§ **About this task**:
Once you have read the records below, write them all out exactly as given.

Start of Block

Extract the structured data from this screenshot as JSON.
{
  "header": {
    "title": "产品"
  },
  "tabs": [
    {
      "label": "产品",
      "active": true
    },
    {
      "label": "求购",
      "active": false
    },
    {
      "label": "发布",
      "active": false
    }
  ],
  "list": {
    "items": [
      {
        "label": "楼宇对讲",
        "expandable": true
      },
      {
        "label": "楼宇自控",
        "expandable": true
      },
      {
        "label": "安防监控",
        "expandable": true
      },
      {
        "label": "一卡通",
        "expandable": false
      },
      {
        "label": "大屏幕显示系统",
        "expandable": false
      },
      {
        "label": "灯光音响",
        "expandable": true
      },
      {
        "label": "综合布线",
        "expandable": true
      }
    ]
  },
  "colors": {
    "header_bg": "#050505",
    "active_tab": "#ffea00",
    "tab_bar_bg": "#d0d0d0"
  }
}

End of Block

§ **Task result**:
Extract the structured data from this screenshot as JSON.
{
  "header": {
    "title": "产品"
  },
  "tabs": [
    {
      "label": "产品",
      "active": true
    },
    {
      "label": "求购",
      "active": false
    },
    {
      "label": "发布",
      "active": false
    }
  ],
  "list": {
    "items": [
      {
        "label": "楼宇对讲",
        "expandable": true
      },
      {
        "label": "楼宇自控",
        "expandable": true
      },
      {
        "label": "安防监控",
        "expandable": true
      },
      {
        "label": "一卡通",
        "expandable": false
      },
      {
        "label": "大屏幕显示系统",
        "expandable": false
      },
      {
        "label": "灯光音响",
        "expandable": true
      },
      {
        "label": "综合布线",
        "expandable": true
      }
    ]
  },
  "colors": {
    "header_bg": "#050505",
    "active_tab": "#ffea00",
    "tab_bar_bg": "#d0d0d0"
  }
}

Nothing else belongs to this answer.